#### TASK BRIEF
In the data below, find every line with the word "mnemonic" and copy it out.

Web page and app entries
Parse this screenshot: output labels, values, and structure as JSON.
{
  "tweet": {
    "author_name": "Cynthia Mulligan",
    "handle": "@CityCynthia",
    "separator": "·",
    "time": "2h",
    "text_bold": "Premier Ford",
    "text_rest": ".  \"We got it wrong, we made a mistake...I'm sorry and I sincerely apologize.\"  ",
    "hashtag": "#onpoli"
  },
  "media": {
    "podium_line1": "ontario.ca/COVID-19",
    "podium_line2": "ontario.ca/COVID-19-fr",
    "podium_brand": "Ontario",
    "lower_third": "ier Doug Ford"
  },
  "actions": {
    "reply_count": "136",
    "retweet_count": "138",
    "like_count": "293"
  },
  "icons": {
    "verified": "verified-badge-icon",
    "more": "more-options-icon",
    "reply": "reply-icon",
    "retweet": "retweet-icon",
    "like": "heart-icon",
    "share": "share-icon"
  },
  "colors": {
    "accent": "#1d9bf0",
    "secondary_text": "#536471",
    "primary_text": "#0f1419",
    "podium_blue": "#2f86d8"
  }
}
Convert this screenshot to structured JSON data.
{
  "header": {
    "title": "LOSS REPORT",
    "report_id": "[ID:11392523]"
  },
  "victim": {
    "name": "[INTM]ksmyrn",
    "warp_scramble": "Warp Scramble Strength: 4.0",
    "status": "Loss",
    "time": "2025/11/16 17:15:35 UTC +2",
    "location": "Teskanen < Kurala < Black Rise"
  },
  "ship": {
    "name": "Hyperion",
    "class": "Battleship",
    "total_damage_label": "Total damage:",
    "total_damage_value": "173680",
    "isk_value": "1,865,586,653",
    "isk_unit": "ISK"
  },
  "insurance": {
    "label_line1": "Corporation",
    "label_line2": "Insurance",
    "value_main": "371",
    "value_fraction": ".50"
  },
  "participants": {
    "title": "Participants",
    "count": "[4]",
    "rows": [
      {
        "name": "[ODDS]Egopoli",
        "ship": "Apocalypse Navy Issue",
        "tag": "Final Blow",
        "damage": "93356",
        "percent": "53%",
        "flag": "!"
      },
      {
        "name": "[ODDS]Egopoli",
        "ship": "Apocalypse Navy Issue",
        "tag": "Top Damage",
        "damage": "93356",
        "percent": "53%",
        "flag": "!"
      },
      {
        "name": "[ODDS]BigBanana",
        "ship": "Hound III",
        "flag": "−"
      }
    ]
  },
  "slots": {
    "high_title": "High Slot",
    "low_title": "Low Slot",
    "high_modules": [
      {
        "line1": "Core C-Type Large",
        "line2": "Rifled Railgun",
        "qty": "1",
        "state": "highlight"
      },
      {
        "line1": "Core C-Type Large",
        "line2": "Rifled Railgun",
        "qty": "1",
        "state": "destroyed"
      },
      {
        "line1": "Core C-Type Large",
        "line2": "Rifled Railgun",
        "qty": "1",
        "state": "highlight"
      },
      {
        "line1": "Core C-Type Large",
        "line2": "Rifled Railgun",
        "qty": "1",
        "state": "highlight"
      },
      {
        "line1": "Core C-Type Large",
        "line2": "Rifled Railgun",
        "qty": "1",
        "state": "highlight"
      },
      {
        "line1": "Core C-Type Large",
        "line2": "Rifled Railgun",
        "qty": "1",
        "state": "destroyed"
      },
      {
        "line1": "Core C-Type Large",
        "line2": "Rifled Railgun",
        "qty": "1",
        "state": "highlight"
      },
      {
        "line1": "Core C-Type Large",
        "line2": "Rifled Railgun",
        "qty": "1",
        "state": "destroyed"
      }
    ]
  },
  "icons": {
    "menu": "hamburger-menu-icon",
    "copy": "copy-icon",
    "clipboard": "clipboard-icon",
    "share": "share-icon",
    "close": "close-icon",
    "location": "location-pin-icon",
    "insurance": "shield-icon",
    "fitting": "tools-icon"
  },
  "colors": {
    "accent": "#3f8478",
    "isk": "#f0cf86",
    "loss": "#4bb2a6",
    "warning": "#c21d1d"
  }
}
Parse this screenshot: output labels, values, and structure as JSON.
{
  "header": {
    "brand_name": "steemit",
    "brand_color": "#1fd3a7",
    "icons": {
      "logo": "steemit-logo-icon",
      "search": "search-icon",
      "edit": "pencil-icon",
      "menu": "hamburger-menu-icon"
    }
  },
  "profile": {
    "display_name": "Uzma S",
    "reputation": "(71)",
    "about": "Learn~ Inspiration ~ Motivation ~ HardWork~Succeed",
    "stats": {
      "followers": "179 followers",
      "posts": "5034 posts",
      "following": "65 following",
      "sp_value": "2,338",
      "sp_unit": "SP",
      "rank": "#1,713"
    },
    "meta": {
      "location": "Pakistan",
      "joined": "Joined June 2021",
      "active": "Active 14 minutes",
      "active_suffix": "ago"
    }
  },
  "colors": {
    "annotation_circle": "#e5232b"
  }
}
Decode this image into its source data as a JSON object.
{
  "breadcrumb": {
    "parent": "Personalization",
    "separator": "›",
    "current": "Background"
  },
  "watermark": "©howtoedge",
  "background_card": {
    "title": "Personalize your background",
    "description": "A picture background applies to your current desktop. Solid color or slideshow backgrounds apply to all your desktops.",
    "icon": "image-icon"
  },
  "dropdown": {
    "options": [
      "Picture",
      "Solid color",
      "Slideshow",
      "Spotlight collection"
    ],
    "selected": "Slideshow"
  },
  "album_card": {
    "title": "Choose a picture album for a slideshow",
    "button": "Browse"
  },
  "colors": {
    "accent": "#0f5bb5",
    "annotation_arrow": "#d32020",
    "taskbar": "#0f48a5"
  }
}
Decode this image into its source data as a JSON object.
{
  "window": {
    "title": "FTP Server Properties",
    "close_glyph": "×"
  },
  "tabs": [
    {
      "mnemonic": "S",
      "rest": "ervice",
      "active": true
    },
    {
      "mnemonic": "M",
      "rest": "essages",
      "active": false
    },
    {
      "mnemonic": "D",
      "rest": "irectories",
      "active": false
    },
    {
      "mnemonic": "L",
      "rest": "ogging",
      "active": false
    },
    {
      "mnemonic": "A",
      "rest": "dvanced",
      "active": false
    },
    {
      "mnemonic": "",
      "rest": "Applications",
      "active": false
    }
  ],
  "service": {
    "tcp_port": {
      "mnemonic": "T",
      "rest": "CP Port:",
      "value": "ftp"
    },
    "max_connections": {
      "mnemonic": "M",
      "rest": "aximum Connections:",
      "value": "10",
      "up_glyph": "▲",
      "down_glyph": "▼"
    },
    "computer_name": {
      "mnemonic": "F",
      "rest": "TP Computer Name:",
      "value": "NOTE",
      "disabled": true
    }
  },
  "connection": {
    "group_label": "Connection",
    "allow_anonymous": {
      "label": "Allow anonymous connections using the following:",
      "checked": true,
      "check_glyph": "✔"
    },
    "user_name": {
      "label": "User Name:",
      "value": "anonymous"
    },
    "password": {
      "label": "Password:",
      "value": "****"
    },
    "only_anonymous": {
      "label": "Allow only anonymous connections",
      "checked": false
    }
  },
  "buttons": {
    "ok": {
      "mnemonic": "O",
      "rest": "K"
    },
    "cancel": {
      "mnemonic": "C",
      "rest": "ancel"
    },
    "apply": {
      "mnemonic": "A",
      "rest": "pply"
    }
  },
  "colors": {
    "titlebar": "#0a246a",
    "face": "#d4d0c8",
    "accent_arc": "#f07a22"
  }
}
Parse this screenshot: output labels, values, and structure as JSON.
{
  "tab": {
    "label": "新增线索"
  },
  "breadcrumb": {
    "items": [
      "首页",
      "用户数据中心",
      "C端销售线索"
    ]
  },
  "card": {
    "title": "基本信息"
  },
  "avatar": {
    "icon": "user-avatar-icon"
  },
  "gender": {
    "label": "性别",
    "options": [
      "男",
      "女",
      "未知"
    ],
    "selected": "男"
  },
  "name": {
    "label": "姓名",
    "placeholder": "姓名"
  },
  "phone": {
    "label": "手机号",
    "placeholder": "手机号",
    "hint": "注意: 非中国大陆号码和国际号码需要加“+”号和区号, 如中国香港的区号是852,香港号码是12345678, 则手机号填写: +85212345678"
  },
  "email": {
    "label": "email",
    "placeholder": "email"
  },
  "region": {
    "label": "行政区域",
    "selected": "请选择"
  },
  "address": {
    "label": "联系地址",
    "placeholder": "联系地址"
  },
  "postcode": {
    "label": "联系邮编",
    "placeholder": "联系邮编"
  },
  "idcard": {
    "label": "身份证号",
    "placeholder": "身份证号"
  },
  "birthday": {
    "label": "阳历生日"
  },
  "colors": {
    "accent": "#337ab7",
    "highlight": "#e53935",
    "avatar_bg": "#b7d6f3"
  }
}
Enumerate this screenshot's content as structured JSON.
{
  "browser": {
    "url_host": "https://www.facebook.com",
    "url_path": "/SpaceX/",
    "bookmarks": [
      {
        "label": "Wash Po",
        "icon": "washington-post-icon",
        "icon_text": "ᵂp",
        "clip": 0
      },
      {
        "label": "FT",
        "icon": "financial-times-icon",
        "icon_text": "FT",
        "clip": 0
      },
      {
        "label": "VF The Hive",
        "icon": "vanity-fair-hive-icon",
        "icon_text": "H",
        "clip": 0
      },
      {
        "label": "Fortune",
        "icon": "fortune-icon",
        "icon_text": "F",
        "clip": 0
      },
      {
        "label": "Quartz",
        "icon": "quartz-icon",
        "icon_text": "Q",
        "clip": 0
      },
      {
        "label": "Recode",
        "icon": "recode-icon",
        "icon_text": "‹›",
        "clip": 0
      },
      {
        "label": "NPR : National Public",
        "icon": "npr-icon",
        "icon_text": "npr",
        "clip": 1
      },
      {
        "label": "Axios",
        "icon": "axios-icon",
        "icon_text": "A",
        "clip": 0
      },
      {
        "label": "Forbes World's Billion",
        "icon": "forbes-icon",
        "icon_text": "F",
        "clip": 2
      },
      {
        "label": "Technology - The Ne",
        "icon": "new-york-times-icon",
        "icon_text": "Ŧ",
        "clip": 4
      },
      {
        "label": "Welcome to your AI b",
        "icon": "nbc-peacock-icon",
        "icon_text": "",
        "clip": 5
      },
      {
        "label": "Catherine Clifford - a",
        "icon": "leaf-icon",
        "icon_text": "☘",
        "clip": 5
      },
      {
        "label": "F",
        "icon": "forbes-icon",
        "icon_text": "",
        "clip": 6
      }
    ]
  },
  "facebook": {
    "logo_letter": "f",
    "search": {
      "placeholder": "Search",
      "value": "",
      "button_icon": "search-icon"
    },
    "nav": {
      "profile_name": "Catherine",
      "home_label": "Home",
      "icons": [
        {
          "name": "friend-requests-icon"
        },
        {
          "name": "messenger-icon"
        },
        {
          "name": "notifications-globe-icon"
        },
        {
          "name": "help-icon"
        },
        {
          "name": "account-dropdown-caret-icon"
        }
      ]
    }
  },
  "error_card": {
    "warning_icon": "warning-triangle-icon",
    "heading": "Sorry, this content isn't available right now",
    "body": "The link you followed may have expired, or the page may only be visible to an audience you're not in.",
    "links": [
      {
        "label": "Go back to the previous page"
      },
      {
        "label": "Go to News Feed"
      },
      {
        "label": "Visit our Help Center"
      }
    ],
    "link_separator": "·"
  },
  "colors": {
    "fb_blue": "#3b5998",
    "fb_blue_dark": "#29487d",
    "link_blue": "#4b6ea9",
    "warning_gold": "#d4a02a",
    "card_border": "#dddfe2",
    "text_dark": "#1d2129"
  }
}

#### RESULT
      "mnemonic": "S",
      "mnemonic": "M",
      "mnemonic": "D",
      "mnemonic": "L",
      "mnemonic": "A",
      "mnemonic": "",
      "mnemonic": "T",
      "mnemonic": "M",
      "mnemonic": "F",
      "mnemonic": "O",
      "mnemonic": "C",
      "mnemonic": "A",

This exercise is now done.